Your result will be the set of lines with "account", copied from the material below.

════

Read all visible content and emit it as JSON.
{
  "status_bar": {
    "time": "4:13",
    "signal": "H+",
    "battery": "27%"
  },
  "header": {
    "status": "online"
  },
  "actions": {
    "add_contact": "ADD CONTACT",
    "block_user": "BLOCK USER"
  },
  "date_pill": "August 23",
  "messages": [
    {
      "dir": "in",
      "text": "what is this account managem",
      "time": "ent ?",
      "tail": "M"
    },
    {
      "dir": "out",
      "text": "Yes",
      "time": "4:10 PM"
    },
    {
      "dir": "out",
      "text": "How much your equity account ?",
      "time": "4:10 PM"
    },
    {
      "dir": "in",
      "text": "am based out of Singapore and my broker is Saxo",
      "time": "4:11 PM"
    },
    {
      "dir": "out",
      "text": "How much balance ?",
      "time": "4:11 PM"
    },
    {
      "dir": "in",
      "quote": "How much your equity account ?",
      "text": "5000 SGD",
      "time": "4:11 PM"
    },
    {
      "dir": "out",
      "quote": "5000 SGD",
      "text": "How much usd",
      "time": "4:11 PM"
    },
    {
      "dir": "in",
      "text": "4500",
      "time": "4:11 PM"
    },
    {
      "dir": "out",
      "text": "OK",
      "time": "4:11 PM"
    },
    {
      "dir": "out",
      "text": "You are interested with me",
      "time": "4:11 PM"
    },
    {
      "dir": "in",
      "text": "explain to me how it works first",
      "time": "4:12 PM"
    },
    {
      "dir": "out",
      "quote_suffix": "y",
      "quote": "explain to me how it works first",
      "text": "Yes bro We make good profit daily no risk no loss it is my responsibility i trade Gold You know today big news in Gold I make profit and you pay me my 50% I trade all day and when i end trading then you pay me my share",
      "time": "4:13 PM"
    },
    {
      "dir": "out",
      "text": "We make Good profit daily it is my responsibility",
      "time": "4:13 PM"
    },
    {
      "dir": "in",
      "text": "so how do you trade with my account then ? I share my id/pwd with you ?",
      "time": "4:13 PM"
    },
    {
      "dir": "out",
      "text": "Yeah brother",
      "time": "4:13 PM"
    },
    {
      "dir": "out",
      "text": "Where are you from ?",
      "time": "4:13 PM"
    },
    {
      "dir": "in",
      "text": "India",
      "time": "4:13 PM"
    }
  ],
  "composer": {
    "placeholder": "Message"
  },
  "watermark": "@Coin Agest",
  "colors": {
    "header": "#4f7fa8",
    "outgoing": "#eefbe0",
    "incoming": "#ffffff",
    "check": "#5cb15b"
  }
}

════

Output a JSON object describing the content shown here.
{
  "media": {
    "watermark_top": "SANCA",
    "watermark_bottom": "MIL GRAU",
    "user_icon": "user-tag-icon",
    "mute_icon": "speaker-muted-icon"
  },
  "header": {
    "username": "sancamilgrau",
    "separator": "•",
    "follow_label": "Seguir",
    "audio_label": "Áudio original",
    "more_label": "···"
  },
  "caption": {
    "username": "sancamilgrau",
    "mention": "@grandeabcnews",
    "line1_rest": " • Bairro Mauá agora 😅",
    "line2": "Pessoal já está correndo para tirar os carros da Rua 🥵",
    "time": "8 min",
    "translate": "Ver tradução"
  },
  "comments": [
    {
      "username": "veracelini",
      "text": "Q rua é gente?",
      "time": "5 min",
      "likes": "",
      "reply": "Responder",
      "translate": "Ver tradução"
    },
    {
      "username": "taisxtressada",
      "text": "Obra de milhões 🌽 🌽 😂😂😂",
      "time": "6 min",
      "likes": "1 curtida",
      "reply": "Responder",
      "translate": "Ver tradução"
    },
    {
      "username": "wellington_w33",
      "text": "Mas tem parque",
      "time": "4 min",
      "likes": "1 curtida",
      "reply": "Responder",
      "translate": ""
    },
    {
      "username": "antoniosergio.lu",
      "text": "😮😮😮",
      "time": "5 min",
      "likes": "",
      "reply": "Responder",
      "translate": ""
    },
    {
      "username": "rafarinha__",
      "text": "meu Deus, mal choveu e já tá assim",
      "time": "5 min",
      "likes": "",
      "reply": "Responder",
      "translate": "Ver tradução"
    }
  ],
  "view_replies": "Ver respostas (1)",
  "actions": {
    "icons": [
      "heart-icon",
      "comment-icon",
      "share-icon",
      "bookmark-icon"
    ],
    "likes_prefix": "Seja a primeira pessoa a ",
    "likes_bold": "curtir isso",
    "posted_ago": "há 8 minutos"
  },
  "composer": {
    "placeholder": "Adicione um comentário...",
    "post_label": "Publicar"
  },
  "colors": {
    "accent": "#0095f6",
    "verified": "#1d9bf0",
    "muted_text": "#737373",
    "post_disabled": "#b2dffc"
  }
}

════

ANSWER TO THE PROBLEM:
      "text": "what is this account managem",
      "text": "How much your equity account ?",
      "quote": "How much your equity account ?",
      "text": "so how do you trade with my account then ? I share my id/pwd with you ?",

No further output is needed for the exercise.